“For those ages 8 to 12, Call Me Amy by Marcia Strykowski will resonate with familiar themes of growing up. The year is 1973 and for Amy Henderson, it has been a lonely one with too many awkward moments to count. When she finds an injured seal pup, she rescues him to rehabilitate him. In the process she forms an unlikely alliance with Craig, a boy around her age, and an older woman in town. With their help she discovers that people aren’t always what they seem despite what others may think of them. This is a story filled with many elements that will appeal to younger readers and I highly recommend it.”—BOOKVIEWS.COM
"A wounded seal pup propels 13-year-old Amy Henderson into an unlikely alliance with an unusual older woman and a mysterious boy in a small Maine fishing village. Readers will cheer for Amy as she protects Pup, gains confidence, faces challenges, and comes up with an idea that could change not only the future of her village, but also, her own life. With a skillful hand, Strykowski introduces us to a small town with memorable characters and the girl who could bring them all together." ---Anne Broyles, award-winning author of PRISCILLA AND THE HOLLYHOCKS
"In a small town in Maine in the 1970's, Amy is standing on the brink of becoming a young adult. The events that will force her to discover who she is, what she is made of and how she wants others to perceive her are sweetly told through awkward teenage moments, the triumphs and sadnesses of that age and ultimately, Amy's discovery of her own beliefs, strength and courage." ---Kathleen Benner Duble, acclaimed author of THE SACRIFICE
“Call Me Amy is exactly the type of book I love. The characters are relatable and likeable; they are individuals that the reader enjoys getting to know while watching them change and develop. The setting of the small Maine coastal town is idyllic, and the reader is quickly and completely immersed in this community. Although the novel takes place in the 1970s, it feels timeless. Young readers will readily associate with Amy’s struggles and triumphs with her relationships with family and friends, and mature readers will be gently nudged back to this period in their life. These universal qualities make this novel a perfect choice for many types of readers. As a Youth Services Librarian, I would enthusiastically recommend Call Me Amy to our young patrons as well as to a more adult audience. Because it can be enjoyed on so many levels, this novel would be an ideal source of discussion for an adult/child book group.” ---Patty Falconer, Youth Services Librarian
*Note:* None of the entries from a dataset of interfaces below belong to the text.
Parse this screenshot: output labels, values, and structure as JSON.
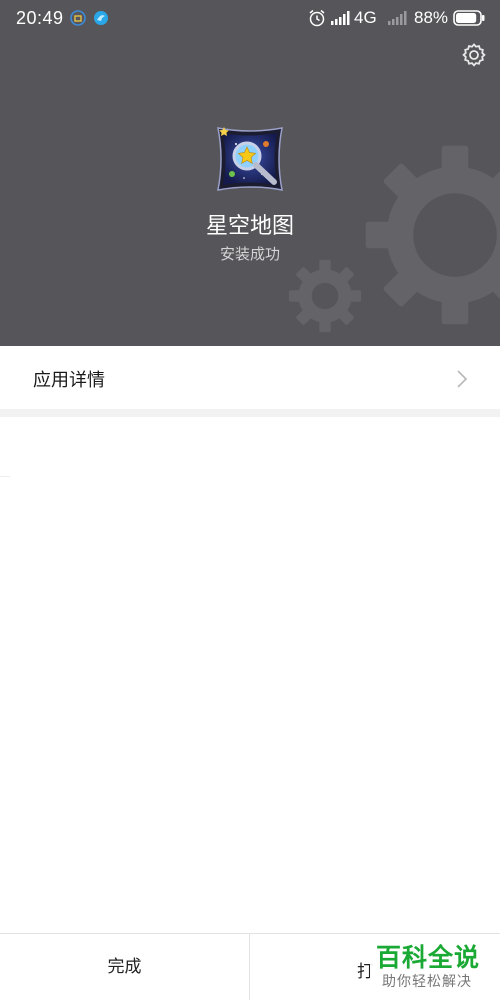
{
  "status_bar": {
    "time": "20:49",
    "network_type": "4G",
    "battery_percent": "88%",
    "battery_level": 0.88,
    "icons": [
      "app-notification-icon",
      "bird-notification-icon",
      "alarm-icon",
      "signal-icon",
      "battery-icon"
    ]
  },
  "header": {
    "background_color": "#56565a",
    "settings_icon": "gear-icon",
    "app_icon": "star-map-app-icon",
    "app_name": "星空地图",
    "install_status": "安装成功"
  },
  "details": {
    "label": "应用详情",
    "chevron_icon": "chevron-right-icon"
  },
  "bottom_bar": {
    "done_label": "完成",
    "open_label": "打"
  },
  "watermark": {
    "main": "百科全说",
    "sub": "助你轻松解决",
    "color": "#1aa934"
  }
}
"I just finished CALL ME AMY and I think it is wonderful with beautiful descriptions. I love the characters and their story. It is like having seen a good play or movie and later, while you are doing other things, it comes back to you and you think about the characters again." ---Peggy Arnold, retired teacher and avid reader.
For 13-year-old Amy Henderson, 1973 has been a lonely and uneventful year in her small Maine fishing village. With the help of a wounded seal pup, she gets to know Craig, who slinks around in an oversized army jacket. A new law against handling wild marine mammals brings suspense to the story. Where can they keep Pup until he heals? Their only hope is to trust Miss Cogshell, an elderly woman keeping to herself amidst jeers from the local kids, who catches them sneaking Pup into her woodshed in the middle of the night. Throughout the book, small challenges prepare Amy for her greatest one of all. A challenge that leads her to discover that everyone, herself included, has a voice worth hearing.